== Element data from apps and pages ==
┄┄┄┄┄┄┄┄┄┄┄┄┄┄┄┄┄┄┄┄

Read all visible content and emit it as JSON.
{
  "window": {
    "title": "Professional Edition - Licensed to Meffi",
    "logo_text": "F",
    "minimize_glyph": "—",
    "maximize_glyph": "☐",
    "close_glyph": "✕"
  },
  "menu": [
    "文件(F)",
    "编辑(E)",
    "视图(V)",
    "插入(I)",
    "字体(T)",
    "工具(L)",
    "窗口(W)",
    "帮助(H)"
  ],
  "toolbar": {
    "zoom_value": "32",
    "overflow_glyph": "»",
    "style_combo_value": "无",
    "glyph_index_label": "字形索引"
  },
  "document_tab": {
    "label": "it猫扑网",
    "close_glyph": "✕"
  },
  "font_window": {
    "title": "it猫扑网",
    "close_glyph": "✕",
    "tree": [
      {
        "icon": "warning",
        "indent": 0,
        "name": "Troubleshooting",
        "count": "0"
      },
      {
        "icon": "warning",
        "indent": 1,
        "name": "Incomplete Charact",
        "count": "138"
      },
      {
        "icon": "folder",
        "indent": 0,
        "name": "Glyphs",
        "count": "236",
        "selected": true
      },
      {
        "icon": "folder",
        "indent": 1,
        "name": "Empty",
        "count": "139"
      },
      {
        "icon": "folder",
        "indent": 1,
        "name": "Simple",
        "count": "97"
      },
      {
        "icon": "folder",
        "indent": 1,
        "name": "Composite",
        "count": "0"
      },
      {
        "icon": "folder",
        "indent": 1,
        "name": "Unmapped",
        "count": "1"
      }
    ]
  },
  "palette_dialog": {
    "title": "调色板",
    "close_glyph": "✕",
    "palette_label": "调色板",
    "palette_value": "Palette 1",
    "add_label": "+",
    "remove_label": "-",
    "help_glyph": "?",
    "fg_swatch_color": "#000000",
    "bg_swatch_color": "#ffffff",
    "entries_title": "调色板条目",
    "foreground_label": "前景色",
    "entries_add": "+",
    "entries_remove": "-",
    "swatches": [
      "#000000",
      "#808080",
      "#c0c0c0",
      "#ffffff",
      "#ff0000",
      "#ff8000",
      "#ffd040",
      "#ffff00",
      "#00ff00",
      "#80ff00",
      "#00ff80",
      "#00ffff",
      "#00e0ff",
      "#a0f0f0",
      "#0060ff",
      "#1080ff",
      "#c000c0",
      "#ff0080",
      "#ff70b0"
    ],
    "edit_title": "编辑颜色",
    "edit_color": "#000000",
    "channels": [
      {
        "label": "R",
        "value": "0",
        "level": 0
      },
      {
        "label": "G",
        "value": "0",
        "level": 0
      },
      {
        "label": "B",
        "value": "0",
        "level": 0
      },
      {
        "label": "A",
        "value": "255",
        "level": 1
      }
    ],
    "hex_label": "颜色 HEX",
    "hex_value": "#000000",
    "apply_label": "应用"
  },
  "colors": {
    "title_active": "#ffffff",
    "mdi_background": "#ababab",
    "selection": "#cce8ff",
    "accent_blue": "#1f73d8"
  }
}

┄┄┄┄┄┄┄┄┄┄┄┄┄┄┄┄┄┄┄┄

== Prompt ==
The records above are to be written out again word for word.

== Response area ==
Read all visible content and emit it as JSON.
{
  "window": {
    "title": "Professional Edition - Licensed to Meffi",
    "logo_text": "F",
    "minimize_glyph": "—",
    "maximize_glyph": "☐",
    "close_glyph": "✕"
  },
  "menu": [
    "文件(F)",
    "编辑(E)",
    "视图(V)",
    "插入(I)",
    "字体(T)",
    "工具(L)",
    "窗口(W)",
    "帮助(H)"
  ],
  "toolbar": {
    "zoom_value": "32",
    "overflow_glyph": "»",
    "style_combo_value": "无",
    "glyph_index_label": "字形索引"
  },
  "document_tab": {
    "label": "it猫扑网",
    "close_glyph": "✕"
  },
  "font_window": {
    "title": "it猫扑网",
    "close_glyph": "✕",
    "tree": [
      {
        "icon": "warning",
        "indent": 0,
        "name": "Troubleshooting",
        "count": "0"
      },
      {
        "icon": "warning",
        "indent": 1,
        "name": "Incomplete Charact",
        "count": "138"
      },
      {
        "icon": "folder",
        "indent": 0,
        "name": "Glyphs",
        "count": "236",
        "selected": true
      },
      {
        "icon": "folder",
        "indent": 1,
        "name": "Empty",
        "count": "139"
      },
      {
        "icon": "folder",
        "indent": 1,
        "name": "Simple",
        "count": "97"
      },
      {
        "icon": "folder",
        "indent": 1,
        "name": "Composite",
        "count": "0"
      },
      {
        "icon": "folder",
        "indent": 1,
        "name": "Unmapped",
        "count": "1"
      }
    ]
  },
  "palette_dialog": {
    "title": "调色板",
    "close_glyph": "✕",
    "palette_label": "调色板",
    "palette_value": "Palette 1",
    "add_label": "+",
    "remove_label": "-",
    "help_glyph": "?",
    "fg_swatch_color": "#000000",
    "bg_swatch_color": "#ffffff",
    "entries_title": "调色板条目",
    "foreground_label": "前景色",
    "entries_add": "+",
    "entries_remove": "-",
    "swatches": [
      "#000000",
      "#808080",
      "#c0c0c0",
      "#ffffff",
      "#ff0000",
      "#ff8000",
      "#ffd040",
      "#ffff00",
      "#00ff00",
      "#80ff00",
      "#00ff80",
      "#00ffff",
      "#00e0ff",
      "#a0f0f0",
      "#0060ff",
      "#1080ff",
      "#c000c0",
      "#ff0080",
      "#ff70b0"
    ],
    "edit_title": "编辑颜色",
    "edit_color": "#000000",
    "channels": [
      {
        "label": "R",
        "value": "0",
        "level": 0
      },
      {
        "label": "G",
        "value": "0",
        "level": 0
      },
      {
        "label": "B",
        "value": "0",
        "level": 0
      },
      {
        "label": "A",
        "value": "255",
        "level": 1
      }
    ],
    "hex_label": "颜色 HEX",
    "hex_value": "#000000",
    "apply_label": "应用"
  },
  "colors": {
    "title_active": "#ffffff",
    "mdi_background": "#ababab",
    "selection": "#cce8ff",
    "accent_blue": "#1f73d8"
  }
}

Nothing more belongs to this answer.